Now, you might protest and say that I am not really getting smarter, that I have just given up and accepting everyone and everything. I understand your position, but I don’t think that is an accurate assessment. For me, what I have come to realize is that I am not going to be judged on what others do, but on what I do. I am only responsible for me, not you or anyone else.
The Bible seems to indicate that the basis of God’s judgment will be threefold. First, do I love Jesus. Second, do I follow Him. And third, how do I relate to the downtrodden and needy. If I could sum it up succinctly, I would suggest salvation means to accept God’s grace willfully and distribute it to others cheerfully. I will not be held accountable for keeping the right rules, being a member of the right political party, voting for the right candidate, or shouting the loudest at the right religious or political rally.
Another amazing thing I have realized recently is that I will not be held accountable for how well you do things either.

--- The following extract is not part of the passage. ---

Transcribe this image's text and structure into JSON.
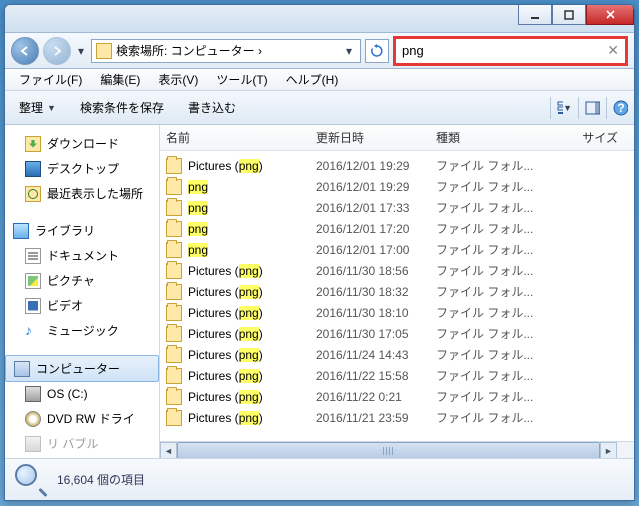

In other words, my job is not to worry about how well you are doing your job. I have a responsibility for helping you experience the grace of God, but what you do with that grace is up to you.
Consequently, I have done away with many of those boxes where I kept people. I no longer have to worry about whether you are in or out or if you are good or bad. It doesn’t mean I don’t have opinions. I have numerous opinions about almost everything, but I no longer need to condemn those who do not share my opinion.
I am much smarter than I have ever been, and I hope I will be even smarter tomorrow (I’m not ready to quit learning). Yet, at the same time, there are fewer and fewer things that I am sure about. You might think that such a condition makes life difficult, but the reality is that it makes life much easier.
There is a really old joke about a young preacher who decided to deliver a sermon on raising children. He did not allow the fact that he had no children stand in his way. He titled the sermon, “The Ten Commandments of Raising Children.”
Several years later, after having a couple of children who were now school age, he reworked the sermon and changed the title a bit to, “The Ten Suggestions for Raising Children.”
The children grew older and became teenagers so once again he reworked the sermon and titled it, “The Ten Things You Might Want to Try in Raising Children.”
After many years and the wear and tear of parenthood, the children were grown and he tried one last time and titled the sermon, “Ten Things That Don’t Work When Raising Children.”
I am that pastor and you could tell the same story about me concerning numerous other issues and subjects. Experience can be an extremely valuable teacher. If you find yourself at odds with someone with more experience, it would probably be a good idea to revisit your opinions. You shall rise up before the grayheaded and honor the aged, and you shall revere your God; I am the LORD. (Lev. 19:32)
I have spent a lifetime trying to understand God and I can testify that He is much harder to figure out than I ever imagined.